WHAT THIS TASK INVOLVES ▸ Repeat the data. Keep each line identical.

RECORDS TO PROCESS ▸
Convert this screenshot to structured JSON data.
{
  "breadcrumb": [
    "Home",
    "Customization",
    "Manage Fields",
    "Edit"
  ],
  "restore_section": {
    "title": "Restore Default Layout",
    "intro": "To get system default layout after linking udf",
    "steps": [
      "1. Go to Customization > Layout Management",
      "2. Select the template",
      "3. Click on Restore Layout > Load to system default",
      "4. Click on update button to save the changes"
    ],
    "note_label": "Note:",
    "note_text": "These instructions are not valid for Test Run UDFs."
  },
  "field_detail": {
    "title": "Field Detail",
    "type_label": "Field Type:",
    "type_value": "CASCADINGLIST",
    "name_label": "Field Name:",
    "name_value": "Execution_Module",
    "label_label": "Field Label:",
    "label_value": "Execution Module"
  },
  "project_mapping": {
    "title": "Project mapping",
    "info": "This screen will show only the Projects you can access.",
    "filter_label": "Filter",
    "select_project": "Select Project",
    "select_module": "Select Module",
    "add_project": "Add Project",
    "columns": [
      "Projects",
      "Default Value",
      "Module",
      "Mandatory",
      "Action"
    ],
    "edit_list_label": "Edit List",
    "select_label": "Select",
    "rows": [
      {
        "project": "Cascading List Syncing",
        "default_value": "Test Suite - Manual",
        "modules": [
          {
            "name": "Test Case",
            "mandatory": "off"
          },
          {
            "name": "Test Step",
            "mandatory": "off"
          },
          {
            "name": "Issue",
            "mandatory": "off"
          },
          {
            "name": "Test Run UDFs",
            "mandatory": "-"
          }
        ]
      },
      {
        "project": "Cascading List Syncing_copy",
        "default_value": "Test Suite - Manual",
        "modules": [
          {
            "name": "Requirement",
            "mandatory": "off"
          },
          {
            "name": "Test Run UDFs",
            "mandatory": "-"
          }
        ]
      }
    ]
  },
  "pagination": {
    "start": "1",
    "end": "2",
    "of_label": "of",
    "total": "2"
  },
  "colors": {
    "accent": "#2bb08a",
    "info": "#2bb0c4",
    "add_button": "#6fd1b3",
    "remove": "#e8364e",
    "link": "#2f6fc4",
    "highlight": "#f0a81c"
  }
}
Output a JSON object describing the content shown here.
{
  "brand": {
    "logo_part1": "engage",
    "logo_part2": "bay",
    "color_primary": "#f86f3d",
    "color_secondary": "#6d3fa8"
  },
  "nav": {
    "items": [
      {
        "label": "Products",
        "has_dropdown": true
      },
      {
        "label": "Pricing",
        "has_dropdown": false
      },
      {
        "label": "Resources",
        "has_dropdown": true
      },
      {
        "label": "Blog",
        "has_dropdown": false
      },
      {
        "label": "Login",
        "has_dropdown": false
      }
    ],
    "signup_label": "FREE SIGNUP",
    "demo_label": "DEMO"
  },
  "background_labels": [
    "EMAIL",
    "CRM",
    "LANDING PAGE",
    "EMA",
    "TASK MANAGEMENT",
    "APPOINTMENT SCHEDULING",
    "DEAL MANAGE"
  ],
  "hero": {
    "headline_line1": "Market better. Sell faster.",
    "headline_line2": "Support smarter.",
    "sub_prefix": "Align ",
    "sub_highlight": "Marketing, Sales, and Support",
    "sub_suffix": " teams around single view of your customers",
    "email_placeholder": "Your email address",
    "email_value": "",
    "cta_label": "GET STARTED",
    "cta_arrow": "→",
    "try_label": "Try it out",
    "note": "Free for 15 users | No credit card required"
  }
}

RESPONSE TO THE TASK ▸
Convert this screenshot to structured JSON data.
{
  "breadcrumb": [
    "Home",
    "Customization",
    "Manage Fields",
    "Edit"
  ],
  "restore_section": {
    "title": "Restore Default Layout",
    "intro": "To get system default layout after linking udf",
    "steps": [
      "1. Go to Customization > Layout Management",
      "2. Select the template",
      "3. Click on Restore Layout > Load to system default",
      "4. Click on update button to save the changes"
    ],
    "note_label": "Note:",
    "note_text": "These instructions are not valid for Test Run UDFs."
  },
  "field_detail": {
    "title": "Field Detail",
    "type_label": "Field Type:",
    "type_value": "CASCADINGLIST",
    "name_label": "Field Name:",
    "name_value": "Execution_Module",
    "label_label": "Field Label:",
    "label_value": "Execution Module"
  },
  "project_mapping": {
    "title": "Project mapping",
    "info": "This screen will show only the Projects you can access.",
    "filter_label": "Filter",
    "select_project": "Select Project",
    "select_module": "Select Module",
    "add_project": "Add Project",
    "columns": [
      "Projects",
      "Default Value",
      "Module",
      "Mandatory",
      "Action"
    ],
    "edit_list_label": "Edit List",
    "select_label": "Select",
    "rows": [
      {
        "project": "Cascading List Syncing",
        "default_value": "Test Suite - Manual",
        "modules": [
          {
            "name": "Test Case",
            "mandatory": "off"
          },
          {
            "name": "Test Step",
            "mandatory": "off"
          },
          {
            "name": "Issue",
            "mandatory": "off"
          },
          {
            "name": "Test Run UDFs",
            "mandatory": "-"
          }
        ]
      },
      {
        "project": "Cascading List Syncing_copy",
        "default_value": "Test Suite - Manual",
        "modules": [
          {
            "name": "Requirement",
            "mandatory": "off"
          },
          {
            "name": "Test Run UDFs",
            "mandatory": "-"
          }
        ]
      }
    ]
  },
  "pagination": {
    "start": "1",
    "end": "2",
    "of_label": "of",
    "total": "2"
  },
  "colors": {
    "accent": "#2bb08a",
    "info": "#2bb0c4",
    "add_button": "#6fd1b3",
    "remove": "#e8364e",
    "link": "#2f6fc4",
    "highlight": "#f0a81c"
  }
}
Output a JSON object describing the content shown here.
{
  "brand": {
    "logo_part1": "engage",
    "logo_part2": "bay",
    "color_primary": "#f86f3d",
    "color_secondary": "#6d3fa8"
  },
  "nav": {
    "items": [
      {
        "label": "Products",
        "has_dropdown": true
      },
      {
        "label": "Pricing",
        "has_dropdown": false
      },
      {
        "label": "Resources",
        "has_dropdown": true
      },
      {
        "label": "Blog",
        "has_dropdown": false
      },
      {
        "label": "Login",
        "has_dropdown": false
      }
    ],
    "signup_label": "FREE SIGNUP",
    "demo_label": "DEMO"
  },
  "background_labels": [
    "EMAIL",
    "CRM",
    "LANDING PAGE",
    "EMA",
    "TASK MANAGEMENT",
    "APPOINTMENT SCHEDULING",
    "DEAL MANAGE"
  ],
  "hero": {
    "headline_line1": "Market better. Sell faster.",
    "headline_line2": "Support smarter.",
    "sub_prefix": "Align ",
    "sub_highlight": "Marketing, Sales, and Support",
    "sub_suffix": " teams around single view of your customers",
    "email_placeholder": "Your email address",
    "email_value": "",
    "cta_label": "GET STARTED",
    "cta_arrow": "→",
    "try_label": "Try it out",
    "note": "Free for 15 users | No credit card required"
  }
}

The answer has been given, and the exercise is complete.